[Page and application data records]
□ □ □ □ □

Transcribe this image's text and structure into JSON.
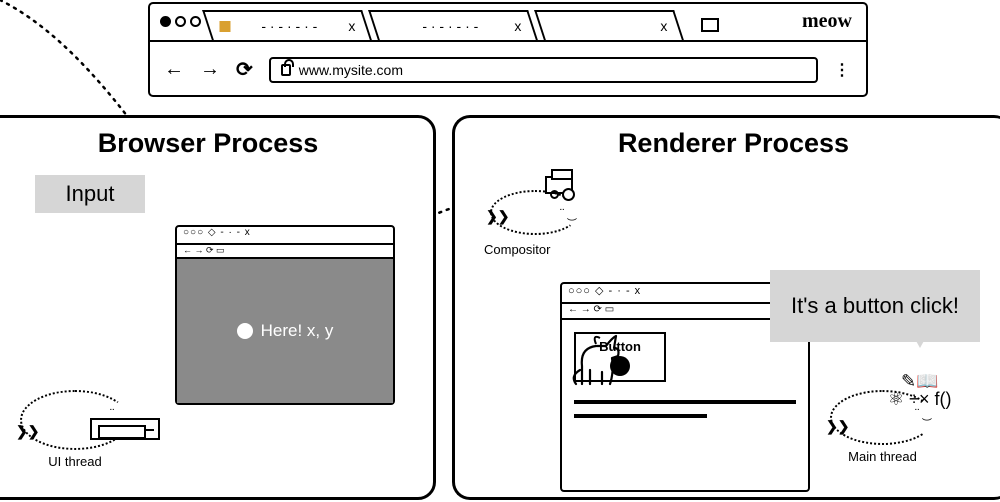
{
  "browser": {
    "url": "www.mysite.com",
    "brand": "meow",
    "tab1_placeholder": "- · - · - · -",
    "tab2_placeholder": "- · - · - · -",
    "tab_close": "x",
    "menu_glyph": "⋮",
    "nav": {
      "back": "←",
      "forward": "→",
      "reload": "⟳"
    }
  },
  "panes": {
    "left_title": "Browser Process",
    "right_title": "Renderer Process"
  },
  "labels": {
    "input": "Input",
    "compositor": "Compositor",
    "ui_thread": "UI thread",
    "main_thread": "Main thread"
  },
  "hit": {
    "text": "Here! x, y"
  },
  "page": {
    "button_label": "Button"
  },
  "callout": {
    "text": "It's a button click!"
  },
  "icons": {
    "mini_bar": "○○○  ◇ - · -  x",
    "mini_addr": "← → ⟳  ▭",
    "main_tools": "✎📖\n⚛ ÷× f()"
  }
}
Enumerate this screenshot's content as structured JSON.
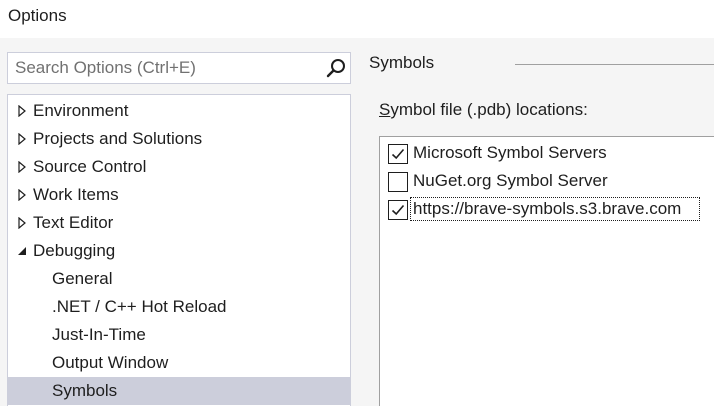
{
  "window": {
    "title": "Options"
  },
  "search": {
    "placeholder": "Search Options (Ctrl+E)"
  },
  "tree": {
    "items": [
      {
        "label": "Environment",
        "state": "collapsed"
      },
      {
        "label": "Projects and Solutions",
        "state": "collapsed"
      },
      {
        "label": "Source Control",
        "state": "collapsed"
      },
      {
        "label": "Work Items",
        "state": "collapsed"
      },
      {
        "label": "Text Editor",
        "state": "collapsed"
      },
      {
        "label": "Debugging",
        "state": "expanded"
      },
      {
        "label": "General",
        "state": "child"
      },
      {
        "label": ".NET / C++ Hot Reload",
        "state": "child"
      },
      {
        "label": "Just-In-Time",
        "state": "child"
      },
      {
        "label": "Output Window",
        "state": "child"
      },
      {
        "label": "Symbols",
        "state": "child-selected"
      }
    ]
  },
  "page": {
    "heading": "Symbols",
    "locations_label_accesskey": "S",
    "locations_label_rest": "ymbol file (.pdb) locations:"
  },
  "symbol_locations": [
    {
      "label": "Microsoft Symbol Servers",
      "checked": true
    },
    {
      "label": "NuGet.org Symbol Server",
      "checked": false
    },
    {
      "label": "https://brave-symbols.s3.brave.com",
      "checked": true
    }
  ],
  "colors": {
    "selection": "#cccedb",
    "border": "#cccedb",
    "background": "#f5f5f5"
  }
}
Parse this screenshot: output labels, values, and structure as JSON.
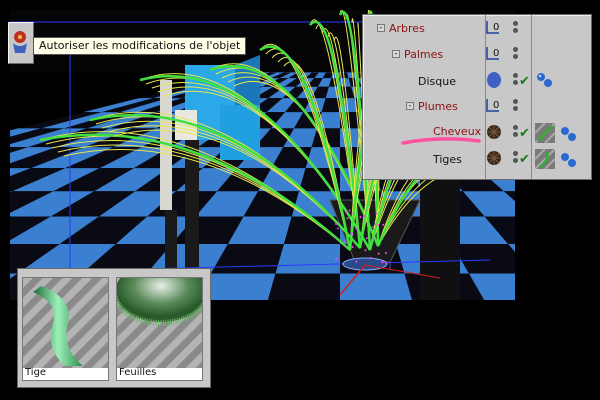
{
  "tooltip": {
    "text": "Autoriser les modifications de l'objet"
  },
  "toolbar": {
    "tool_icon": "object-modifier-icon"
  },
  "object_manager": {
    "rows": [
      {
        "name": "Arbres",
        "color": "#8a1010",
        "expander": "-",
        "has_check": false
      },
      {
        "name": "Palmes",
        "color": "#8a1010",
        "expander": "-",
        "has_check": false
      },
      {
        "name": "Disque",
        "color": "#111111",
        "expander": "",
        "has_check": true,
        "tag": "material-sphere-tag-icon"
      },
      {
        "name": "Plumes",
        "color": "#8a1010",
        "expander": "-",
        "has_check": false
      },
      {
        "name": "Cheveux",
        "color": "#8a1010",
        "expander": "",
        "has_check": true,
        "tag": "hair-material-tag-icon"
      },
      {
        "name": "Tiges",
        "color": "#111111",
        "expander": "",
        "has_check": true,
        "tag": "hair-material-tag-icon"
      }
    ],
    "layer_badge": "0",
    "check_symbol": "✔"
  },
  "materials": [
    {
      "name": "Tige",
      "icon": "stem-material-preview"
    },
    {
      "name": "Feuilles",
      "icon": "leaves-material-preview"
    }
  ],
  "colors": {
    "highlight_stroke": "#ff4fa0",
    "hair_yellow": "#e8e850",
    "hair_green": "#40e040",
    "floor_blue": "#3a7fd0"
  }
}
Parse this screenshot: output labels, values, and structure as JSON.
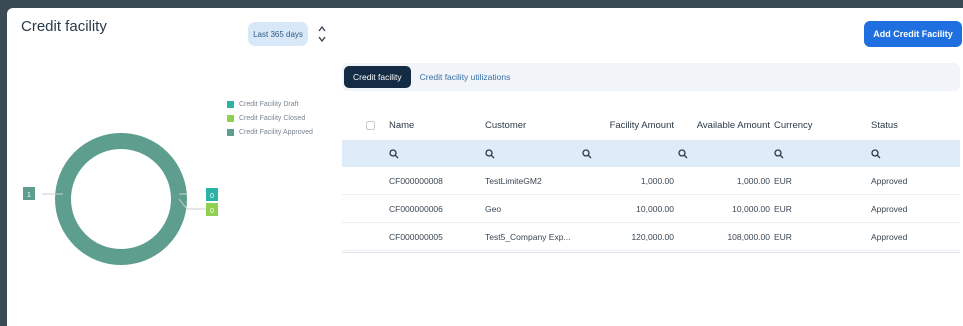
{
  "header": {
    "title": "Credit facility",
    "period_label": "Last 365 days",
    "add_button_label": "Add Credit Facility"
  },
  "chart_data": {
    "type": "pie",
    "categories": [
      "Credit Facility Draft",
      "Credit Facility Closed",
      "Credit Facility Approved"
    ],
    "values": [
      0,
      0,
      1
    ],
    "colors": [
      "#2bb3a6",
      "#8fd14f",
      "#5e9e8e"
    ],
    "legend_position": "top-right",
    "labels": [
      "0",
      "0",
      "1"
    ]
  },
  "tabs": [
    {
      "label": "Credit facility",
      "active": true
    },
    {
      "label": "Credit facility utilizations",
      "active": false
    }
  ],
  "table": {
    "columns": [
      "Name",
      "Customer",
      "Facility Amount",
      "Available Amount",
      "Currency",
      "Status"
    ],
    "rows": [
      [
        "CF000000008",
        "TestLimiteGM2",
        "1,000.00",
        "1,000.00",
        "EUR",
        "Approved"
      ],
      [
        "CF000000006",
        "Geo",
        "10,000.00",
        "10,000.00",
        "EUR",
        "Approved"
      ],
      [
        "CF000000005",
        "Test5_Company Exp...",
        "120,000.00",
        "108,000.00",
        "EUR",
        "Approved"
      ]
    ]
  },
  "colors": {
    "primary": "#1f6fe0",
    "active_tab": "#142b44",
    "filter_row": "#deebf8"
  }
}
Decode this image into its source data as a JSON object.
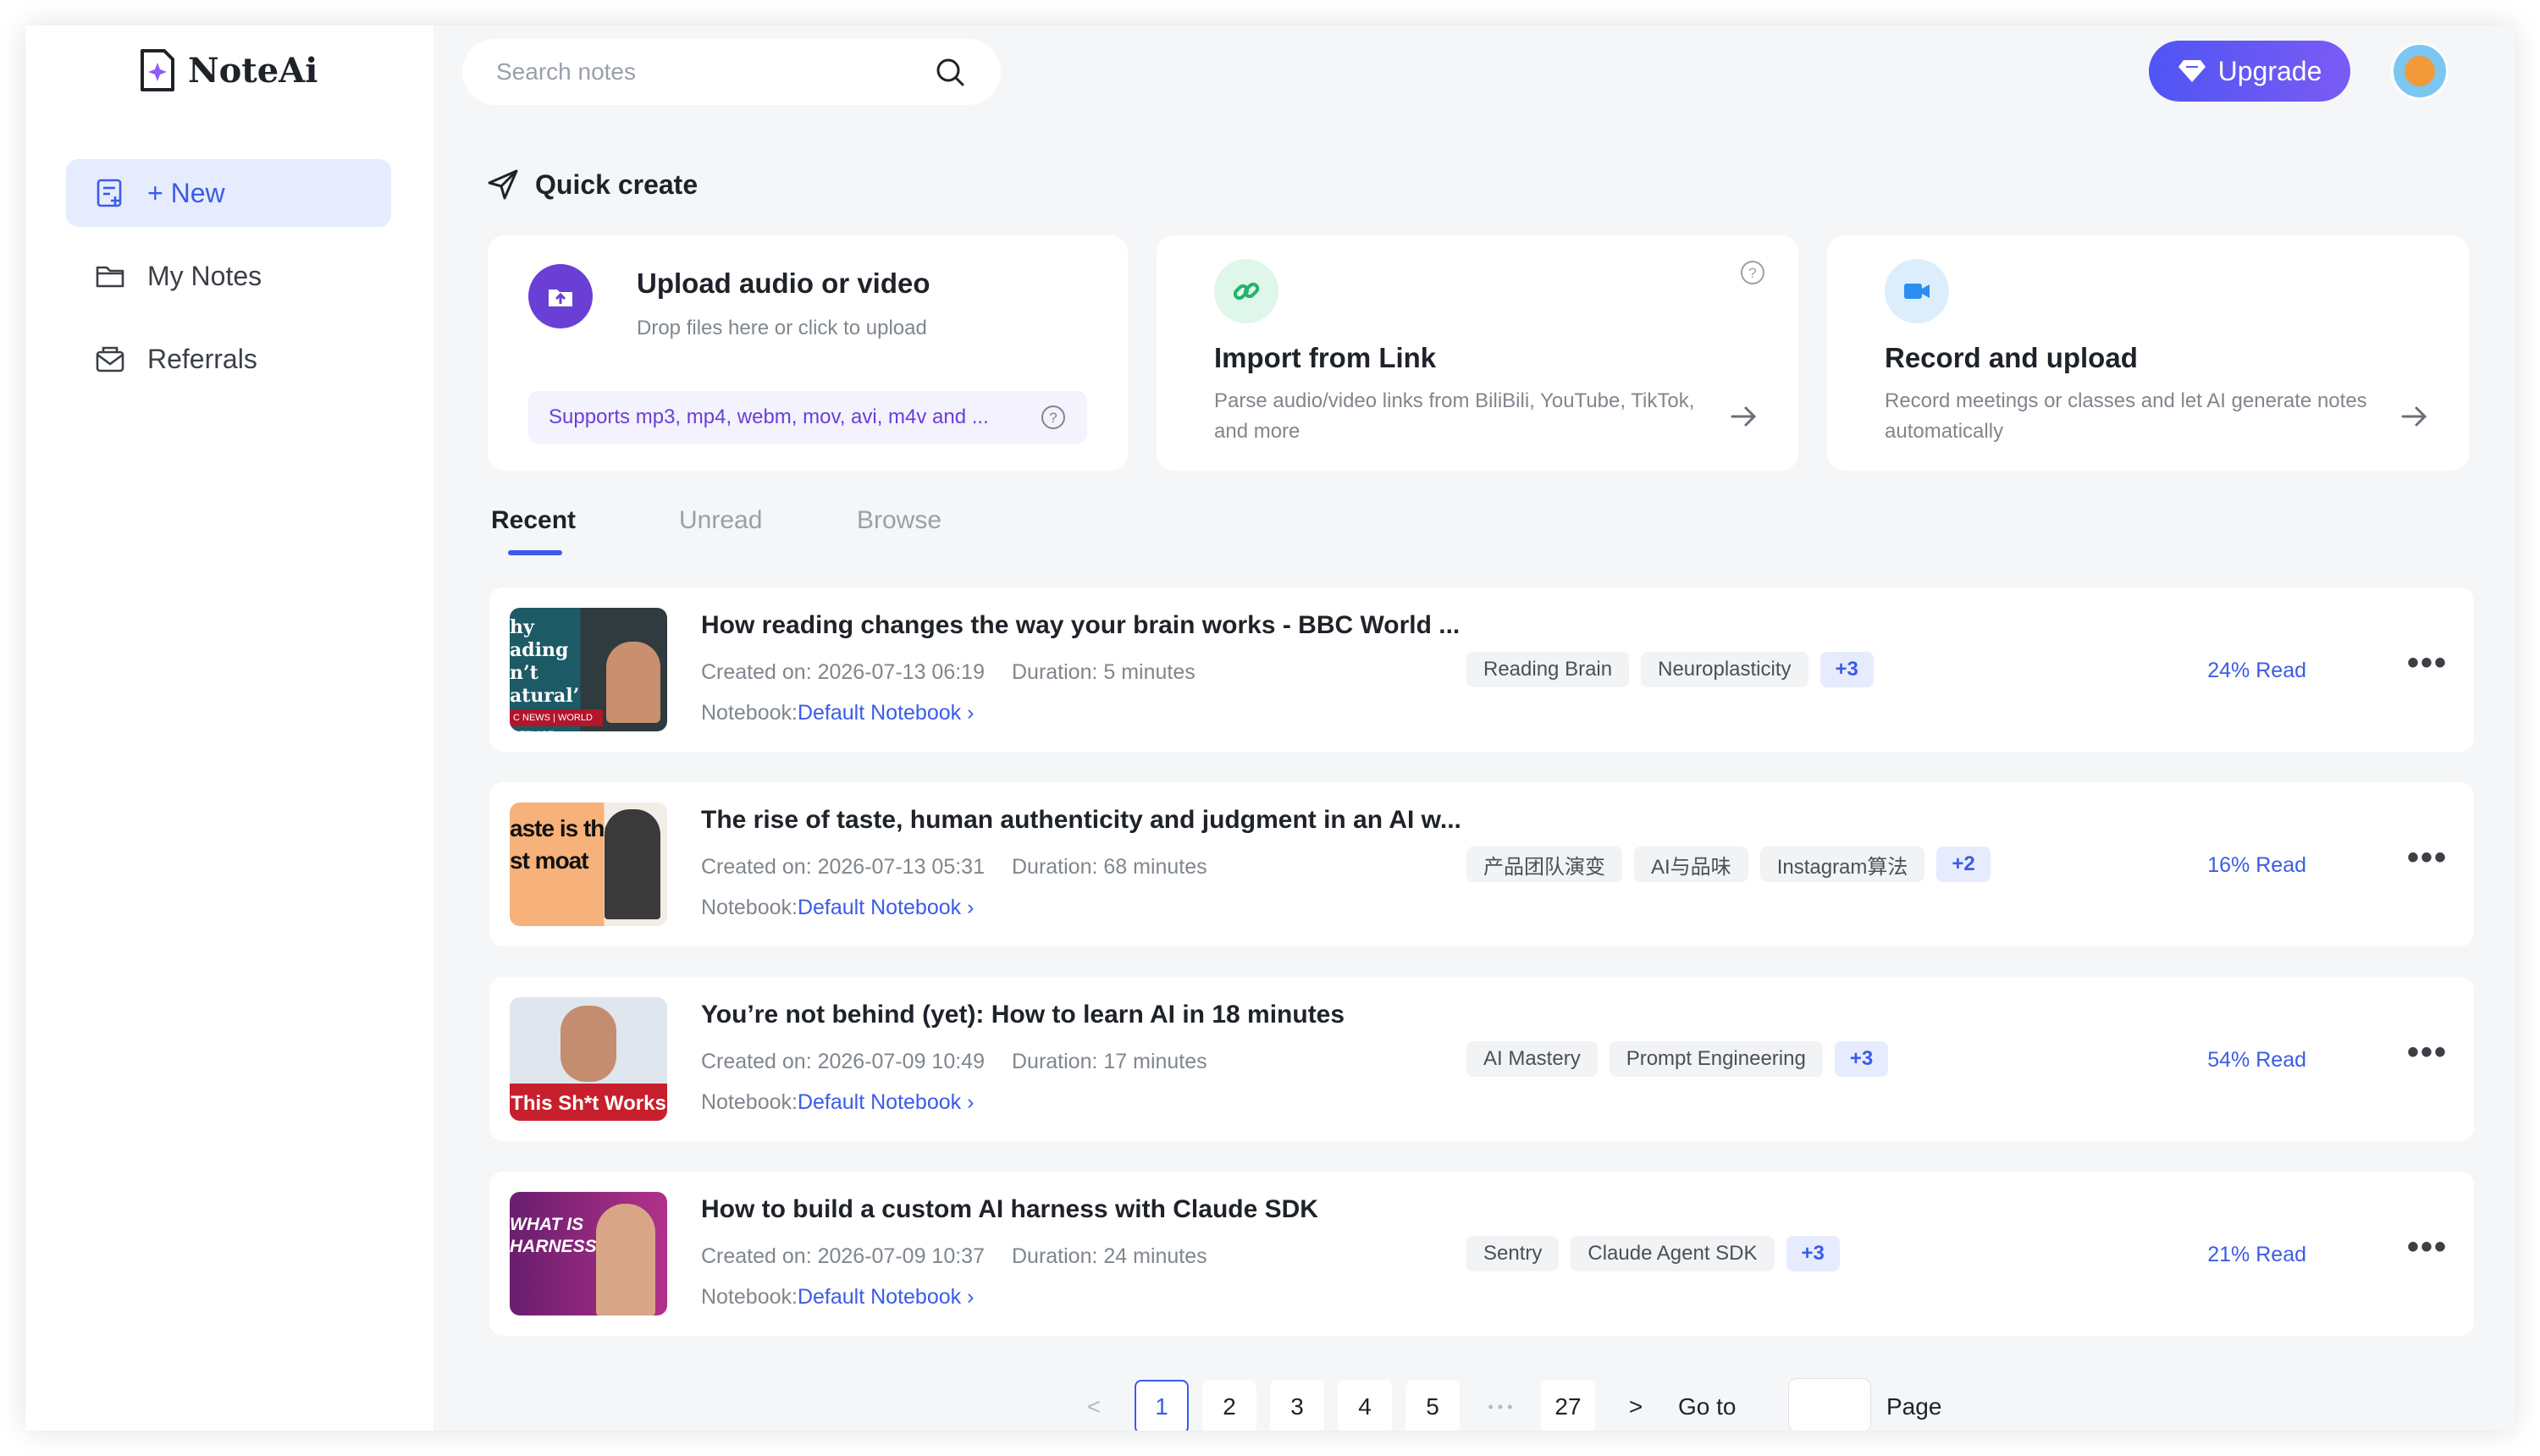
{
  "app": {
    "name": "NoteAi"
  },
  "sidebar": {
    "items": [
      {
        "label": "+ New",
        "icon": "new-note-icon"
      },
      {
        "label": "My Notes",
        "icon": "folder-icon"
      },
      {
        "label": "Referrals",
        "icon": "mail-icon"
      }
    ]
  },
  "header": {
    "search_placeholder": "Search notes",
    "upgrade_label": "Upgrade"
  },
  "quick_create": {
    "title": "Quick create",
    "cards": [
      {
        "title": "Upload audio or video",
        "desc": "Drop files here or click to upload",
        "support": "Supports mp3, mp4, webm, mov, avi, m4v and ..."
      },
      {
        "title": "Import from Link",
        "desc_line1": "Parse audio/video links from BiliBili, YouTube, TikTok,",
        "desc_line2": "and more"
      },
      {
        "title": "Record and upload",
        "desc_line1": "Record meetings or classes and let AI generate notes",
        "desc_line2": "automatically"
      }
    ]
  },
  "tabs": [
    "Recent",
    "Unread",
    "Browse"
  ],
  "notes": [
    {
      "title": "How reading changes the way your brain works - BBC World ...",
      "created": "Created on: 2026-07-13 06:19",
      "duration": "Duration: 5 minutes",
      "notebook_label": "Notebook:",
      "notebook": "Default Notebook",
      "tags": [
        "Reading Brain",
        "Neuroplasticity"
      ],
      "more": "+3",
      "read": "24% Read"
    },
    {
      "title": "The rise of taste, human authenticity and judgment in an AI w...",
      "created": "Created on: 2026-07-13 05:31",
      "duration": "Duration: 68 minutes",
      "notebook_label": "Notebook:",
      "notebook": "Default Notebook",
      "tags": [
        "产品团队演变",
        "AI与品味",
        "Instagram算法"
      ],
      "more": "+2",
      "read": "16% Read"
    },
    {
      "title": "You’re not behind (yet): How to learn AI in 18 minutes",
      "created": "Created on: 2026-07-09 10:49",
      "duration": "Duration: 17 minutes",
      "notebook_label": "Notebook:",
      "notebook": "Default Notebook",
      "tags": [
        "AI Mastery",
        "Prompt Engineering"
      ],
      "more": "+3",
      "read": "54% Read"
    },
    {
      "title": "How to build a custom AI harness with Claude SDK",
      "created": "Created on: 2026-07-09 10:37",
      "duration": "Duration: 24 minutes",
      "notebook_label": "Notebook:",
      "notebook": "Default Notebook",
      "tags": [
        "Sentry",
        "Claude Agent SDK"
      ],
      "more": "+3",
      "read": "21% Read"
    }
  ],
  "thumbnails": [
    {
      "lines": [
        "hy",
        "ading",
        "n’t",
        "atural’"
      ],
      "caption": "C NEWS | WORLD SERVICE"
    },
    {
      "lines": [
        "aste is the",
        "st moat"
      ]
    },
    {
      "lines": [
        "This Sh*t Works"
      ]
    },
    {
      "lines": [
        "WHAT IS",
        "HARNESS?"
      ]
    }
  ],
  "pagination": {
    "prev": "<",
    "pages": [
      "1",
      "2",
      "3",
      "4",
      "5"
    ],
    "ellipsis": "• • •",
    "last": "27",
    "next": ">",
    "current": "1",
    "goto_label": "Go to",
    "page_label": "Page"
  }
}
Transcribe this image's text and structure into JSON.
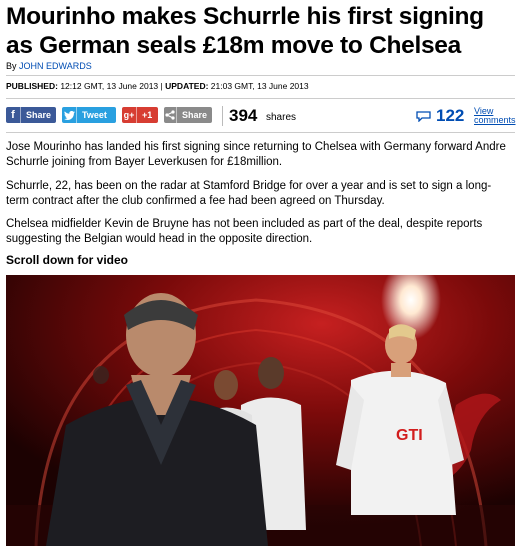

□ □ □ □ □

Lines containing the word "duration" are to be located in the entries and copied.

### THE ANSWER
      "duration": "Duration: 5 minutes",
      "duration": "Duration: 68 minutes",
      "duration": "Duration: 17 minutes",
      "duration": "Duration: 24 minutes",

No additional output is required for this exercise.